New Jersey Gov. Phil Murphy doubled down on his support for a regulated bear hunt just hours after an appellate court judge issued an emergency stay temporarily halting the hunt, which was set to begin Monday.

The Democrat initially promised to end the practice when he ran for governor, and suspended it after the 2020 season. But he cited a 237% increase in reported bear sightings this year when he announced his administration’s plans to reinstate a black bear hunt later this fall.

Murphy responded to a listener’s question on how the state tabulates the black bear population during his monthly call-in show, “Ask Governor Murphy," a collaboration of NPR member stations WNYC, WHYY and WBGO. The show was hosted by WBGO news director Doug Doyle, who was subbing in for WNYC's Nancy Solomon.

“I was convinced [previously] by experts that nonlethal means were sufficient to control the population, those nonlethal means have not worked sufficiently,” Murphy said. “The Department of Environmental Protection and their team are responsible for keeping tabs on the population. It’s possible, you might double count here or there. But the numbers are so overwhelming, it’s not double counting.”

Murphy did not directly address the emergency stay.

“More importantly, here’s what we do know for sure: The incidents that involve humans and bears are up dramatically this year over last year,” he said.

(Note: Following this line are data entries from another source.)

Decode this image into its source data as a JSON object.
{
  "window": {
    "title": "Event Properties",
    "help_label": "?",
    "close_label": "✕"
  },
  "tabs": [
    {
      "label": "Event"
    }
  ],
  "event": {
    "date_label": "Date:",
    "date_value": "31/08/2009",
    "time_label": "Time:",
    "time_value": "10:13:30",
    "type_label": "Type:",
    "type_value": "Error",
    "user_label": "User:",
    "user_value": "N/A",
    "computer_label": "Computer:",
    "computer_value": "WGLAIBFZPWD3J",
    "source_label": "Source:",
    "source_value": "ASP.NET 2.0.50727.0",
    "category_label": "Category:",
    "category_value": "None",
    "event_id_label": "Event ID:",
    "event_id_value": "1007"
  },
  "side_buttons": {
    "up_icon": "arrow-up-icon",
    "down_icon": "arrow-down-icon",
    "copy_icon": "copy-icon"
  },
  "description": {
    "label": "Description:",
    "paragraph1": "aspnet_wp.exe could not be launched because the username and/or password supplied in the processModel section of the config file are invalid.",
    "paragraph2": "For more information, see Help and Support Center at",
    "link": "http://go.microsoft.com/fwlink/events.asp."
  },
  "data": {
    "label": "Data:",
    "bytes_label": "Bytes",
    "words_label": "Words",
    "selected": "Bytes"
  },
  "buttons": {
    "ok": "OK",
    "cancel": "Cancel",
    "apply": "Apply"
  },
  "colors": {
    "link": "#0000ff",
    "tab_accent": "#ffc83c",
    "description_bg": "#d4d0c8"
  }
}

The emergency stay is a win for animal rights and environmentalist groups, who consider the bear hunt inhumane and politically motivated.

A legal filing by three animal rights groups — the Animal Protection League of New Jersey, the Humane Society of the United States, and Friends of the Animals — argues New Jersey doesn't have an accurate estimate of the bear population that would justify bringing back a hunt.

This story originally appeared on WHYY. Louis C. Hochman contributed reporting.